We're not talking about funny little furry, creatures here. We're actually talking about a little paragraph that you could actually insert into the body of your contract that could help you break the deal. You might consider the… more
Real Estate Practice : Lesson 3724
If you tell the lender that you make 115 thousand dollars at the car wash and work four days a week somebody's going to start asking questions. I suppose one of the most important things you can do is provide truthful details regarding… more
Real Estate Practice : Lesson 3723
Hold on Whoa Nellie This is a biggie The lender might really have only one question if you don't have a credit file with the bureaus : Who are you Don't give up yet Maybe you can do something about it … more
Real Estate Practice : Lesson 3722
When you put together a plan to purchase real estate, especially for investment purposes, you might be looking for a bargain because of title problems which include: 1. Federal, state or local tax liens 2. Mechanics Liens for… more
Real Estate Practice : Lesson 3721
The geographic trade area in which a bank will lend is usually defined as the trade area from which a high percentage, such as 75 or 80 percent, of their loan and deposit business takes place. When the bank or lender defines it's trade… more
Real Estate Practice : Lesson 3720
Here's another one that just seems to summon that part of the mind that we refer to as common sense. Usually, after the lender reviews your application the lender will request additional information from you if they need it to assist… more
Real Estate Practice : Lesson 3719
Excessive accounts might be like having excessive bad checks to a lender if those accounts are delinquent or mismanaged. With a plethora of accounts on the books the lender might wonder whether or not all of those excessive obligations… more
Real Estate Practice : Lesson 3718
Here are just a few: 1. Falsification of your employment record. 2. Falsification of your income. 3. False financial statements. 4. Intentional misrepresentation of your bank statements, funds or assets. 5… more
Real Estate Practice : Lesson 3717

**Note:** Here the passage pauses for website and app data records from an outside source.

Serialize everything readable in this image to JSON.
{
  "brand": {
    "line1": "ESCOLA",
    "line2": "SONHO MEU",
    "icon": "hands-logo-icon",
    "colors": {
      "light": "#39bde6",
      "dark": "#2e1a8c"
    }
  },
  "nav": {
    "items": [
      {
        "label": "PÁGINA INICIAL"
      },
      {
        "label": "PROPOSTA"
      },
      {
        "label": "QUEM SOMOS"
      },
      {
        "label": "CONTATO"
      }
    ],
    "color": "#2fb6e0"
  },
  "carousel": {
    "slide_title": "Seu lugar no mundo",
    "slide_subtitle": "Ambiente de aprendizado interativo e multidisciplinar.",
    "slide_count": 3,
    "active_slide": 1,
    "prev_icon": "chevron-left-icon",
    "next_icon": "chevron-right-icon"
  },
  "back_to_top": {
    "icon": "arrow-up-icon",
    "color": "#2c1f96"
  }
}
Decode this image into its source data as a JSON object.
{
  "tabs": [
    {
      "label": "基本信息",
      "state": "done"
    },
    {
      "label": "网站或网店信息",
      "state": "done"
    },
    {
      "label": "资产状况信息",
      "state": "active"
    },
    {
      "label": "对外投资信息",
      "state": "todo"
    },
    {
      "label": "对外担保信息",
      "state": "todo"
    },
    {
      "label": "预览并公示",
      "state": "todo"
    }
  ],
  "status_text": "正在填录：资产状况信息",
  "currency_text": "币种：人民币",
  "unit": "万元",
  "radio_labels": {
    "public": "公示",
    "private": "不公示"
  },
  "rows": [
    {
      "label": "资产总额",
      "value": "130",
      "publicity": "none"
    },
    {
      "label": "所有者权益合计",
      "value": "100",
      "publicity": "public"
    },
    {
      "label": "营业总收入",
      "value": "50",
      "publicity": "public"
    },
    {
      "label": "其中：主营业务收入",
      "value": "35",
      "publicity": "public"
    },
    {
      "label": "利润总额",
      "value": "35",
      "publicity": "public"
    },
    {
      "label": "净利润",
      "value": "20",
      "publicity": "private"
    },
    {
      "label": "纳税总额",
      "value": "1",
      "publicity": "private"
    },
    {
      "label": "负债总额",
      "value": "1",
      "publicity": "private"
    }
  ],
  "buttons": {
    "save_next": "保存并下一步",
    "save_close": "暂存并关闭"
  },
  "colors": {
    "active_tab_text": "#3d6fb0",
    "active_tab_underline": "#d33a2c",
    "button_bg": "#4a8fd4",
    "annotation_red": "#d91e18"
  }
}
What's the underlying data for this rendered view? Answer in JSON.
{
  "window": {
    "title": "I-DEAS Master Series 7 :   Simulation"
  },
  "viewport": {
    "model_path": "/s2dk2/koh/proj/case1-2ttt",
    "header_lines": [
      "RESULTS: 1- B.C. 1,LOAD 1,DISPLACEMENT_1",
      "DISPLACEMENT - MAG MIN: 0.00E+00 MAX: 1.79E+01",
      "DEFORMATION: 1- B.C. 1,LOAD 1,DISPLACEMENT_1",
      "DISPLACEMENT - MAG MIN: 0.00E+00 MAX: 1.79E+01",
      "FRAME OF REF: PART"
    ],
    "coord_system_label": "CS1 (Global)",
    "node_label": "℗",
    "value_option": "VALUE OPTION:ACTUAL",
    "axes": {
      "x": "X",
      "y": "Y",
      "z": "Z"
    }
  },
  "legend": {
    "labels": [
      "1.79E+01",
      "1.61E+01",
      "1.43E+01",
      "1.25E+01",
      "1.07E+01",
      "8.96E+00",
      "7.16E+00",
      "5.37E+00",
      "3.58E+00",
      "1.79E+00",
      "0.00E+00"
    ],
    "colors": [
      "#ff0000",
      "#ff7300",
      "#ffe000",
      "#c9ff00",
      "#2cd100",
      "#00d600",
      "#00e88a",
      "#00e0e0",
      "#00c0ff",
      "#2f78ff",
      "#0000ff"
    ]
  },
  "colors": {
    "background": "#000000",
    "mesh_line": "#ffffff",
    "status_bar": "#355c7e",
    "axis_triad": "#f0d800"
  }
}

When someone else puts their name on that loan application with you whether or not their putting their credit on the line for you, or just acting as a partner in the deal, the lender wants to know as much about the co-signer as they can and… more